Whether you are enjoying one of Bakersfield's many public pools or your own backyard pool, it is extremely important to be safe while having fun in the sun. Drowning is the second most common cause of death and injury among children under the age of 14.

The best way to prevent an accident is to make sure your child can swim and is comfortable in and around the water. Introducing water safety early is smart. Swim lessons can begin as early as 6 weeks of age. At 9 months old, my little chickadees are just now beginning swim lessons with certified swim instructor, Sarah Baker.

Baker's "Mommy and Me" baby swim classes have become more accessible and popular in recent years. There are numerous classes available for participation and plenty of private instructors for hire. These classes require active in-water participation from both parent and baby.

If your little one already knows how to swim, don't assume he or she is safe in the water alone. Often, many parents overestimate their children's swimming capabilities. Always vigilantly supervise your children in the pool. It is important to remember: if you are not looking, then you are not watching. So, put the phone down and be alert. It only takes a few seconds for an accident to happen.

It's always a good idea to enroll your experienced swimmer in refresher classes to strengthen his or her abilities.

5 tips for pool safety:

1. Always, always, always supervise!

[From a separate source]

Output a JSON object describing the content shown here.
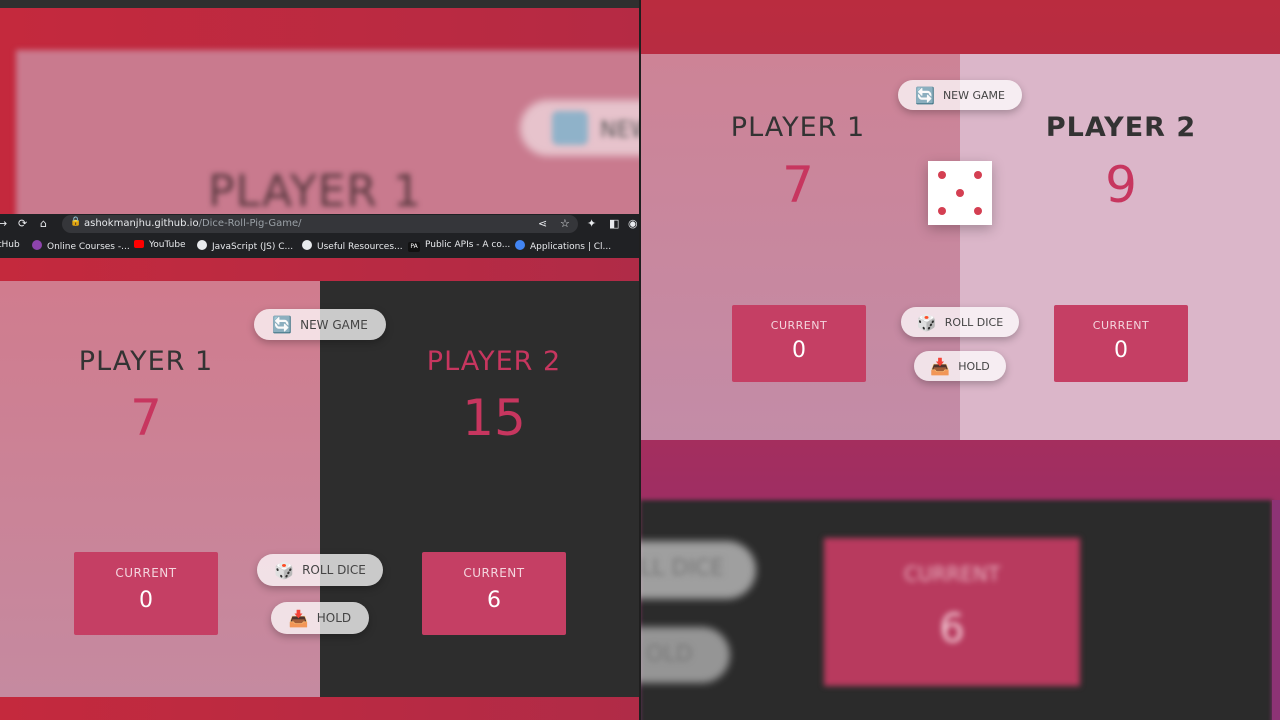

This holds true even if you are enjoying a public pool with a lifeguard on duty, and even if your kids are older, more proficient swimmers. Adult supervision is a must. Put your phone down but keep it nearby in case there is an accident.

2. An oldie but a goodie: no running! Pool decks are slippery and usually concrete -- not a good combination for little noggins.

3. If your child is just learning how to swim, make sure that flotation devices are U.S. Coast Guard approved.

4. No diving! Diving accidents can result in lifelong injuries.

5. When the pool is not in use, make sure it is barricaded. A minimum 4-foot fence with a self-locking, self-latching gate is recommended. Install a gate alarm inside of the house so you can hear if the pool is being raided. An in-pool alarm isn't a bad idea either. Pool alarms alert if someone jumps, falls or is pushed into the pool.

Local swim resources:

* McMurtrey Aquatic Center: A wide range of classes available, for babies to adults. "Water Babies" class for ages 6 months to 3 years. 852-7430

* Bakersfield College Summer Swim and Sports Camps: BC offers swimming lessons for all ages and other swimming activities. The contact is Tina Cummings. 395-4663

* American Kids Sports Center: Baby and toddler swim classes, and free infant swim class designed for infants 6 weeks to 6 months. Call for information. This class fills up quickly. 589-2100

* Bakersfield Swim Academy: Founded by a bronze medal-winning Olympian, the academy provides instruction for the beginner to expert. "Parent and Me" class. Minimum age: 6 months. 615-6530

-- Katie Kirschenmann

Exercise of the month: bench dips, triceps

Find a sturdy bench or chair. With your back to the bench, bend your legs and place your hands on the front edge of the bench. Place your feet in front of you, so most of your body weight is resting on your arms. Bend your arms and slowly lower your body until your upper arms are parallel with the floor, dropping your hips straight down. Straighten your arms to return to the starting position. Begin with two sets of 10, and build up to three sets of 15. Even better, incorporate your dips within your morning walk or run, using benches along the bike trail or park.

-- Sally Baker